Start of Data records

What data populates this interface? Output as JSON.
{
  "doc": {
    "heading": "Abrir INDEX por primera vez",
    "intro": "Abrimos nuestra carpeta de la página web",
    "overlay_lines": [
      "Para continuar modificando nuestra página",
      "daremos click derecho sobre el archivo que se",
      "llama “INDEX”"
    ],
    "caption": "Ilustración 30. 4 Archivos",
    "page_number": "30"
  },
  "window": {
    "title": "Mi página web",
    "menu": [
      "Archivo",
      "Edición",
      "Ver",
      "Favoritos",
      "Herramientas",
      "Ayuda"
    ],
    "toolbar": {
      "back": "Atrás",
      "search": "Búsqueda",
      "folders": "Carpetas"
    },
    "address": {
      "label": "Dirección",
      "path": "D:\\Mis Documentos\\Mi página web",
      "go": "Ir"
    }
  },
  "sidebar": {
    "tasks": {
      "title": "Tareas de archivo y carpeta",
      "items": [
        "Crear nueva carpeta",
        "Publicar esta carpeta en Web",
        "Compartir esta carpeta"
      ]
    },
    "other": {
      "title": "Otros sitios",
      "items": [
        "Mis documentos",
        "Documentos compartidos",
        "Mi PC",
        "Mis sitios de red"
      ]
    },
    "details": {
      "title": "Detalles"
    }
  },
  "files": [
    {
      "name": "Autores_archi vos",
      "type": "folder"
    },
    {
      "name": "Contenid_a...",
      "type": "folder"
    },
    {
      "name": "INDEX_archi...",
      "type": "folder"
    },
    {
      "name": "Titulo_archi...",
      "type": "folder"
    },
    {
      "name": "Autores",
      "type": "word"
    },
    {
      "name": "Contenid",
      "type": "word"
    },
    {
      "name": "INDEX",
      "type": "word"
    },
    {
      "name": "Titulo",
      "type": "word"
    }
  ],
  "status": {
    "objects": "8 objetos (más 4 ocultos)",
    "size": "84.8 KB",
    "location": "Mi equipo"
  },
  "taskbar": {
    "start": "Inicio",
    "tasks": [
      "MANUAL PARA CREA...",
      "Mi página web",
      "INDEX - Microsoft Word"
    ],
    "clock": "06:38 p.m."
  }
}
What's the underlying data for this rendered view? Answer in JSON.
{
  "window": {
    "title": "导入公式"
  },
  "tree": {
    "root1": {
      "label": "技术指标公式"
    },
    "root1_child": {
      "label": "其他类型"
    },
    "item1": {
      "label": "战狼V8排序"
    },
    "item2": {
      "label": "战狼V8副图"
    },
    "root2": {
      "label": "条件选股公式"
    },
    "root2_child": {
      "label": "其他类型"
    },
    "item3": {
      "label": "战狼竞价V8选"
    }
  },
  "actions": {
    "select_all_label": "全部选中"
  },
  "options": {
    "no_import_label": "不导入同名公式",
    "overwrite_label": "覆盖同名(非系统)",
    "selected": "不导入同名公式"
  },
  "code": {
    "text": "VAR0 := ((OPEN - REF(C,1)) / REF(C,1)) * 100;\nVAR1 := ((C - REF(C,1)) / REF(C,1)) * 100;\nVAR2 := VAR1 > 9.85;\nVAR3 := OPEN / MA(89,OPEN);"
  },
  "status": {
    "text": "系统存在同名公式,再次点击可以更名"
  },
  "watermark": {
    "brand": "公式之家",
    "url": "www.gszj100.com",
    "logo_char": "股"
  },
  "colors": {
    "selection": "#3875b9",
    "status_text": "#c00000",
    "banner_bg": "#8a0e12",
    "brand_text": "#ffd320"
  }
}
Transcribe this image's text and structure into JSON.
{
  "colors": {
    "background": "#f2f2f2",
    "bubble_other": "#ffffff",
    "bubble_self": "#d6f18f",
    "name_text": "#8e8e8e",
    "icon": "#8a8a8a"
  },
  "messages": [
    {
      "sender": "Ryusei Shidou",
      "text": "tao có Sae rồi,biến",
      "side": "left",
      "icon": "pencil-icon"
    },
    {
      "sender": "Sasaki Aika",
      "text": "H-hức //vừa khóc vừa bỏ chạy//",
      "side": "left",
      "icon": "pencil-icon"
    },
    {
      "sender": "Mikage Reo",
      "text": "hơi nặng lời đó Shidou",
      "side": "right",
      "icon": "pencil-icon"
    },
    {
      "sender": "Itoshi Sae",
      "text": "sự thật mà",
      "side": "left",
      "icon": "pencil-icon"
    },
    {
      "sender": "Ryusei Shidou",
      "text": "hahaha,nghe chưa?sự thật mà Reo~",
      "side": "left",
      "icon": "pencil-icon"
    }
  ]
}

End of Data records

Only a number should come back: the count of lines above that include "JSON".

* Exercise response: 3